- [Available data]
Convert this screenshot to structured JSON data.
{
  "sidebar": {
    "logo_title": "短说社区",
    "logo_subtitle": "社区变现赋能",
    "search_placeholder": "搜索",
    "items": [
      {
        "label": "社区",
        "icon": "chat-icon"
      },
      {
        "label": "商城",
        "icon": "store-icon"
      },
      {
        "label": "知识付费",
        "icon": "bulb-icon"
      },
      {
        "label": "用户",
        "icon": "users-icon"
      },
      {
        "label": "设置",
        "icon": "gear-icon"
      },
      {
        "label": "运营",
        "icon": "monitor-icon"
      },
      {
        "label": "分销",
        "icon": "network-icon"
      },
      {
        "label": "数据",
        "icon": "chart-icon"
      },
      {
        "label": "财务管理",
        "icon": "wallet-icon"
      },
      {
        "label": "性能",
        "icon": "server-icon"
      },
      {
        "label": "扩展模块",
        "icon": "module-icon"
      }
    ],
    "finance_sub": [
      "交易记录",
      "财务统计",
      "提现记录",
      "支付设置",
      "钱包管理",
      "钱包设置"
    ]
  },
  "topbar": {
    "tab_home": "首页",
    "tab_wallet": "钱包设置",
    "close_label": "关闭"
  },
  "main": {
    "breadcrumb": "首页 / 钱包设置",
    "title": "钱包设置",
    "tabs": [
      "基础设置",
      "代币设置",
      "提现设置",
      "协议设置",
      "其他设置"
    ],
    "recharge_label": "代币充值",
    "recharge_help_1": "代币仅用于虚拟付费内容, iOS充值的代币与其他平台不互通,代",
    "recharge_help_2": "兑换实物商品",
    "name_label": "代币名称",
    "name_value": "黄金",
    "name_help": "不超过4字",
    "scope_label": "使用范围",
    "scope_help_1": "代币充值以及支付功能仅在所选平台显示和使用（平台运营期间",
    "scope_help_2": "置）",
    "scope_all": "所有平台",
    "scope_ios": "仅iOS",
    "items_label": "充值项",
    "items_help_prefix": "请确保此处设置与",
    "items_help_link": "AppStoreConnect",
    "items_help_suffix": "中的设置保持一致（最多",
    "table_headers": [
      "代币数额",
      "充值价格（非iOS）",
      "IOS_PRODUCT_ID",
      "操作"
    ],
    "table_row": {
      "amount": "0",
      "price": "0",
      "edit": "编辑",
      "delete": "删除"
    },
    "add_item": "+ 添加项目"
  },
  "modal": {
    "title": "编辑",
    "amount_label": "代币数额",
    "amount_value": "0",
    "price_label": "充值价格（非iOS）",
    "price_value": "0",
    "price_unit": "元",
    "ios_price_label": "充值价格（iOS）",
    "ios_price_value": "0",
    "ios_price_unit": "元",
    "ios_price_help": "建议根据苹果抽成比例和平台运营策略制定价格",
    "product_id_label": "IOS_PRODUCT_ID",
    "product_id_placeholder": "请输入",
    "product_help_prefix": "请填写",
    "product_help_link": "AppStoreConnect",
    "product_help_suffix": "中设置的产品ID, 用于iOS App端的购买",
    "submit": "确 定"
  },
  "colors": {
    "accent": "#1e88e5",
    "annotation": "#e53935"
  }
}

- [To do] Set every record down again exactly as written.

- [Exercise solution]
Convert this screenshot to structured JSON data.
{
  "sidebar": {
    "logo_title": "短说社区",
    "logo_subtitle": "社区变现赋能",
    "search_placeholder": "搜索",
    "items": [
      {
        "label": "社区",
        "icon": "chat-icon"
      },
      {
        "label": "商城",
        "icon": "store-icon"
      },
      {
        "label": "知识付费",
        "icon": "bulb-icon"
      },
      {
        "label": "用户",
        "icon": "users-icon"
      },
      {
        "label": "设置",
        "icon": "gear-icon"
      },
      {
        "label": "运营",
        "icon": "monitor-icon"
      },
      {
        "label": "分销",
        "icon": "network-icon"
      },
      {
        "label": "数据",
        "icon": "chart-icon"
      },
      {
        "label": "财务管理",
        "icon": "wallet-icon"
      },
      {
        "label": "性能",
        "icon": "server-icon"
      },
      {
        "label": "扩展模块",
        "icon": "module-icon"
      }
    ],
    "finance_sub": [
      "交易记录",
      "财务统计",
      "提现记录",
      "支付设置",
      "钱包管理",
      "钱包设置"
    ]
  },
  "topbar": {
    "tab_home": "首页",
    "tab_wallet": "钱包设置",
    "close_label": "关闭"
  },
  "main": {
    "breadcrumb": "首页 / 钱包设置",
    "title": "钱包设置",
    "tabs": [
      "基础设置",
      "代币设置",
      "提现设置",
      "协议设置",
      "其他设置"
    ],
    "recharge_label": "代币充值",
    "recharge_help_1": "代币仅用于虚拟付费内容, iOS充值的代币与其他平台不互通,代",
    "recharge_help_2": "兑换实物商品",
    "name_label": "代币名称",
    "name_value": "黄金",
    "name_help": "不超过4字",
    "scope_label": "使用范围",
    "scope_help_1": "代币充值以及支付功能仅在所选平台显示和使用（平台运营期间",
    "scope_help_2": "置）",
    "scope_all": "所有平台",
    "scope_ios": "仅iOS",
    "items_label": "充值项",
    "items_help_prefix": "请确保此处设置与",
    "items_help_link": "AppStoreConnect",
    "items_help_suffix": "中的设置保持一致（最多",
    "table_headers": [
      "代币数额",
      "充值价格（非iOS）",
      "IOS_PRODUCT_ID",
      "操作"
    ],
    "table_row": {
      "amount": "0",
      "price": "0",
      "edit": "编辑",
      "delete": "删除"
    },
    "add_item": "+ 添加项目"
  },
  "modal": {
    "title": "编辑",
    "amount_label": "代币数额",
    "amount_value": "0",
    "price_label": "充值价格（非iOS）",
    "price_value": "0",
    "price_unit": "元",
    "ios_price_label": "充值价格（iOS）",
    "ios_price_value": "0",
    "ios_price_unit": "元",
    "ios_price_help": "建议根据苹果抽成比例和平台运营策略制定价格",
    "product_id_label": "IOS_PRODUCT_ID",
    "product_id_placeholder": "请输入",
    "product_help_prefix": "请填写",
    "product_help_link": "AppStoreConnect",
    "product_help_suffix": "中设置的产品ID, 用于iOS App端的购买",
    "submit": "确 定"
  },
  "colors": {
    "accent": "#1e88e5",
    "annotation": "#e53935"
  }
}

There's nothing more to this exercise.